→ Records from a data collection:
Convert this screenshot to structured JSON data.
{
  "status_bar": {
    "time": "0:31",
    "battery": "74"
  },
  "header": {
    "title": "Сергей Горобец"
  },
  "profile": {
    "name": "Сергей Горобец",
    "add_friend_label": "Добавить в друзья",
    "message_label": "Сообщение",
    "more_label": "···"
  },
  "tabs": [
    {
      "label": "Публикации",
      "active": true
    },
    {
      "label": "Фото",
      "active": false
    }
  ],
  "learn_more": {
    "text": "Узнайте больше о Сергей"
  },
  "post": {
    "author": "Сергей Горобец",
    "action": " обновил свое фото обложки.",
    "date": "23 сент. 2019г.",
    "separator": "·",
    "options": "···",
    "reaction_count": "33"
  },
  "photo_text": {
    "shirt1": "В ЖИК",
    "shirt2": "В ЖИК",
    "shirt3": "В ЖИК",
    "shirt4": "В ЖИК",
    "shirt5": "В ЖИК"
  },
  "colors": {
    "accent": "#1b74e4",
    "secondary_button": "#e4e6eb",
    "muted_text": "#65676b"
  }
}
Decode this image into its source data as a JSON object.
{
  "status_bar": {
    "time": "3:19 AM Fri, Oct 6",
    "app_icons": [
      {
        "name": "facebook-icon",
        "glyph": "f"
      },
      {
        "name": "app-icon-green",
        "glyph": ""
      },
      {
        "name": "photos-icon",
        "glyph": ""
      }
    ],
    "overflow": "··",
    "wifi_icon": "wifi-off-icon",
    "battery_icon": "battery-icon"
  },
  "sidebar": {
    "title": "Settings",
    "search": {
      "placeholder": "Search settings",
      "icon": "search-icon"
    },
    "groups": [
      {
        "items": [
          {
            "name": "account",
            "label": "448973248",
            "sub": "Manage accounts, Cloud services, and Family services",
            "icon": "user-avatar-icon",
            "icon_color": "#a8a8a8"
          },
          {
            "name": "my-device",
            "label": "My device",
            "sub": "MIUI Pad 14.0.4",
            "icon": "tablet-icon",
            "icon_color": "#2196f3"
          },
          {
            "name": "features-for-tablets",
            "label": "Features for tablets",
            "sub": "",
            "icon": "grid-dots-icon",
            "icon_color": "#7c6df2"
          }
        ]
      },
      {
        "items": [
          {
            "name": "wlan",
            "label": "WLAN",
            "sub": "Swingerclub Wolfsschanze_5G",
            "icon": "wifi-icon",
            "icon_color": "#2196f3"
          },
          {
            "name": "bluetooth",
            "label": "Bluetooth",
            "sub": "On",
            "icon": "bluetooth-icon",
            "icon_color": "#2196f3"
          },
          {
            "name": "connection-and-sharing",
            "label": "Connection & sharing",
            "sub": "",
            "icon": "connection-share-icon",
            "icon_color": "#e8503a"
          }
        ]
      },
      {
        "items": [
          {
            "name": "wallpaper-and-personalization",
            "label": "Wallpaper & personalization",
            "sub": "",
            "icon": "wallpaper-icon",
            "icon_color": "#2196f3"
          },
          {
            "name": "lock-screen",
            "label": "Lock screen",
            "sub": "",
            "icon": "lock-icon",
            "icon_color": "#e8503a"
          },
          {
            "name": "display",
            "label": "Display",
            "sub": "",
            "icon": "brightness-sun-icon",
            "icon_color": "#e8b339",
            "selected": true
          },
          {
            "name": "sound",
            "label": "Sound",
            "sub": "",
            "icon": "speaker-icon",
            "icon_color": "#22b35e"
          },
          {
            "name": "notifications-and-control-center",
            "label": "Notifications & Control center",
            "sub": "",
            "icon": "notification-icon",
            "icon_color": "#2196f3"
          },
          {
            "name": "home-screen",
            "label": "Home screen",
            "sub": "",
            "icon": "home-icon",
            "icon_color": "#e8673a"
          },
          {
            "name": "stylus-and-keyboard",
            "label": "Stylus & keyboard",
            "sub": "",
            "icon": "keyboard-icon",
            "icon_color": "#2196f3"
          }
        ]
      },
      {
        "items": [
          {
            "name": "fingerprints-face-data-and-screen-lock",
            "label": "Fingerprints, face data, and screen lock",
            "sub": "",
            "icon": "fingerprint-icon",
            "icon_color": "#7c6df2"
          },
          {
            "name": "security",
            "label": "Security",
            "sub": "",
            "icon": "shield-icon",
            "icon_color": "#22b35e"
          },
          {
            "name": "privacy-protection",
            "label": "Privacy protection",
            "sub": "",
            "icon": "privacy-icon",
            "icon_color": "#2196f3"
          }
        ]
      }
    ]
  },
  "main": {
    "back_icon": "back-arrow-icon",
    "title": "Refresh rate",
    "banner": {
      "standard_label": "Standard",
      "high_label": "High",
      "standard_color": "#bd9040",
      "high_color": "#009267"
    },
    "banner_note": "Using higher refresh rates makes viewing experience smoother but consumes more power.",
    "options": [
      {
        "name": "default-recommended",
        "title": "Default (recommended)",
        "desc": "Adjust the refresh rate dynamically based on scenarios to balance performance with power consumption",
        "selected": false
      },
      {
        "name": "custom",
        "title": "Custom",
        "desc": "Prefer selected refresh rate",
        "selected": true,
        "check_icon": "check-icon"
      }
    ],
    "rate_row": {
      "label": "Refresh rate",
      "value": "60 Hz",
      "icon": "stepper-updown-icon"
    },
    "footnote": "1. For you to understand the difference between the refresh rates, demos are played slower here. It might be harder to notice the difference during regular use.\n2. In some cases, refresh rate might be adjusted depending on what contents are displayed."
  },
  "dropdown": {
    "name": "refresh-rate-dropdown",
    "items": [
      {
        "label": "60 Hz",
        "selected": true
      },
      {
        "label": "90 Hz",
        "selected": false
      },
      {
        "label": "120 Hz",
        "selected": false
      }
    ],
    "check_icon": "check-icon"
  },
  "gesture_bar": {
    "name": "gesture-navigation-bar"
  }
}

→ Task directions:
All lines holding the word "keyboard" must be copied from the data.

→ Response for this exercise:
            "name": "stylus-and-keyboard",
            "label": "Stylus & keyboard",
            "icon": "keyboard-icon",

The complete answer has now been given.